■ **EXCERPTED RECORDS**:
[Start of Attachment]

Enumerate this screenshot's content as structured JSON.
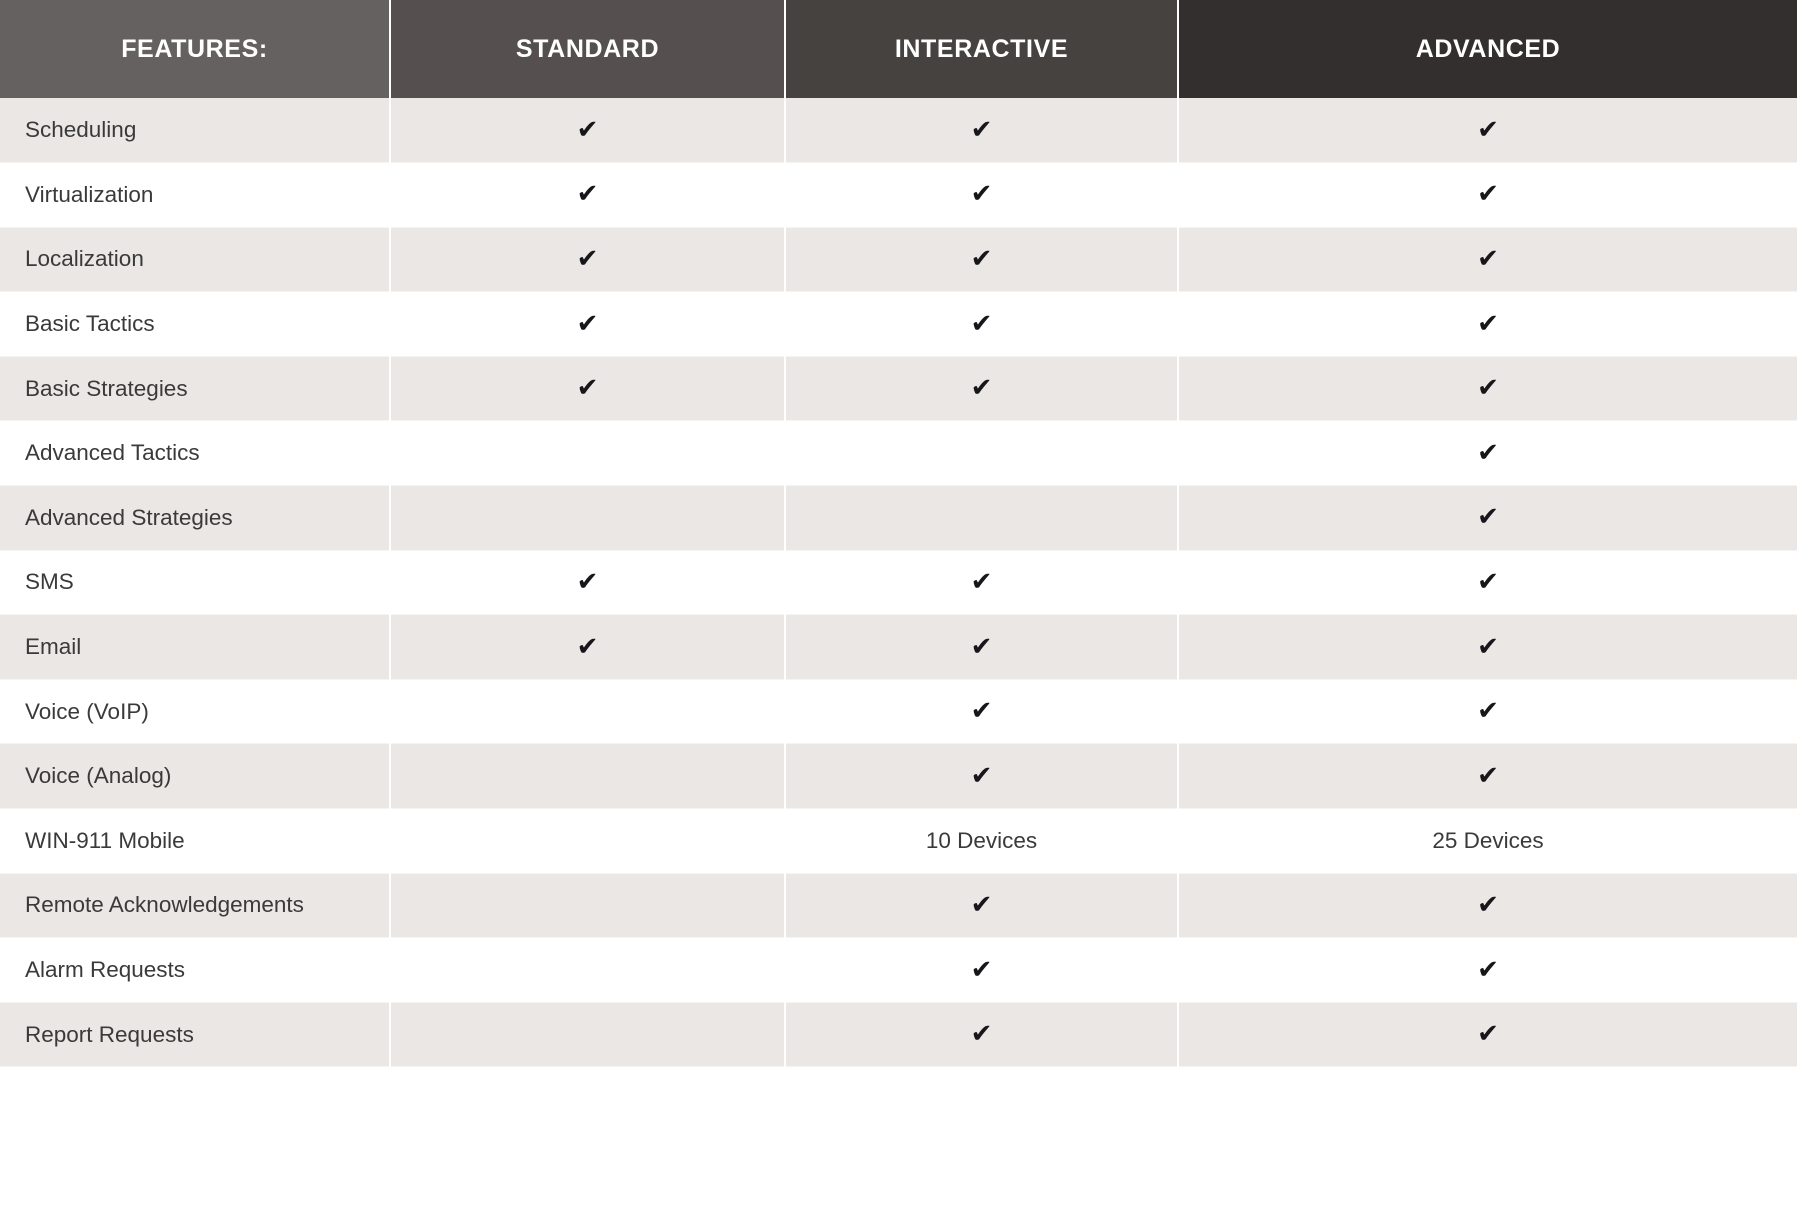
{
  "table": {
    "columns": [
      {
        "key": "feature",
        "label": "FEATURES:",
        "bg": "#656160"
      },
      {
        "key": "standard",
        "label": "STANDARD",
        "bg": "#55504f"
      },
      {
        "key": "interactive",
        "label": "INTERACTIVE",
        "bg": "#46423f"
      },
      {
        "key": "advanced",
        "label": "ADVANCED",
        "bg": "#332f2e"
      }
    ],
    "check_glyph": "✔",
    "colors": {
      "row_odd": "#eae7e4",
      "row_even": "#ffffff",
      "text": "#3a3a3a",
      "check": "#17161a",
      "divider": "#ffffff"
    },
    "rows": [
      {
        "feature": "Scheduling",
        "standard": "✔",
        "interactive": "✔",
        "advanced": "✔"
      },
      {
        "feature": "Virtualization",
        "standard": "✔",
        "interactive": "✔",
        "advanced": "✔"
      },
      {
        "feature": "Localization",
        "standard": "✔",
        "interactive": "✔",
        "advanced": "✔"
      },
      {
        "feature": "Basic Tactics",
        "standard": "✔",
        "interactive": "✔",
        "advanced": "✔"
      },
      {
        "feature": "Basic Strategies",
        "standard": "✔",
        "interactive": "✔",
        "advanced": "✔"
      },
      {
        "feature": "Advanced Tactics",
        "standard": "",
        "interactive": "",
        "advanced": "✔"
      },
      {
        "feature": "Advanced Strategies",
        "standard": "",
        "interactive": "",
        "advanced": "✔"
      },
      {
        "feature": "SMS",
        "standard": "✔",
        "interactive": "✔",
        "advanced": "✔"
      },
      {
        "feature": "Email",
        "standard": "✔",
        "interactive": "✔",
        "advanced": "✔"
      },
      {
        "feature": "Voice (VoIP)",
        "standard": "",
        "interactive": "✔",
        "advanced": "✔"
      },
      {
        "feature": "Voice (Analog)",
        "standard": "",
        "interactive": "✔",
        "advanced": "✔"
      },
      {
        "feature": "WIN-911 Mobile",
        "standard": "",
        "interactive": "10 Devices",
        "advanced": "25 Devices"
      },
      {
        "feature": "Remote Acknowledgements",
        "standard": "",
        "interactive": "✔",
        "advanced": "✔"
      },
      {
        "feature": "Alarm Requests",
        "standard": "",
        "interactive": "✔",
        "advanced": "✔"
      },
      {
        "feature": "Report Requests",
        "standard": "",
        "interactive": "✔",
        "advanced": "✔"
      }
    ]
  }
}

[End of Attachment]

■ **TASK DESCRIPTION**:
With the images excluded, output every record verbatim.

■ **FINAL ANSWER**:
Enumerate this screenshot's content as structured JSON.
{
  "table": {
    "columns": [
      {
        "key": "feature",
        "label": "FEATURES:",
        "bg": "#656160"
      },
      {
        "key": "standard",
        "label": "STANDARD",
        "bg": "#55504f"
      },
      {
        "key": "interactive",
        "label": "INTERACTIVE",
        "bg": "#46423f"
      },
      {
        "key": "advanced",
        "label": "ADVANCED",
        "bg": "#332f2e"
      }
    ],
    "check_glyph": "✔",
    "colors": {
      "row_odd": "#eae7e4",
      "row_even": "#ffffff",
      "text": "#3a3a3a",
      "check": "#17161a",
      "divider": "#ffffff"
    },
    "rows": [
      {
        "feature": "Scheduling",
        "standard": "✔",
        "interactive": "✔",
        "advanced": "✔"
      },
      {
        "feature": "Virtualization",
        "standard": "✔",
        "interactive": "✔",
        "advanced": "✔"
      },
      {
        "feature": "Localization",
        "standard": "✔",
        "interactive": "✔",
        "advanced": "✔"
      },
      {
        "feature": "Basic Tactics",
        "standard": "✔",
        "interactive": "✔",
        "advanced": "✔"
      },
      {
        "feature": "Basic Strategies",
        "standard": "✔",
        "interactive": "✔",
        "advanced": "✔"
      },
      {
        "feature": "Advanced Tactics",
        "standard": "",
        "interactive": "",
        "advanced": "✔"
      },
      {
        "feature": "Advanced Strategies",
        "standard": "",
        "interactive": "",
        "advanced": "✔"
      },
      {
        "feature": "SMS",
        "standard": "✔",
        "interactive": "✔",
        "advanced": "✔"
      },
      {
        "feature": "Email",
        "standard": "✔",
        "interactive": "✔",
        "advanced": "✔"
      },
      {
        "feature": "Voice (VoIP)",
        "standard": "",
        "interactive": "✔",
        "advanced": "✔"
      },
      {
        "feature": "Voice (Analog)",
        "standard": "",
        "interactive": "✔",
        "advanced": "✔"
      },
      {
        "feature": "WIN-911 Mobile",
        "standard": "",
        "interactive": "10 Devices",
        "advanced": "25 Devices"
      },
      {
        "feature": "Remote Acknowledgements",
        "standard": "",
        "interactive": "✔",
        "advanced": "✔"
      },
      {
        "feature": "Alarm Requests",
        "standard": "",
        "interactive": "✔",
        "advanced": "✔"
      },
      {
        "feature": "Report Requests",
        "standard": "",
        "interactive": "✔",
        "advanced": "✔"
      }
    ]
  }
}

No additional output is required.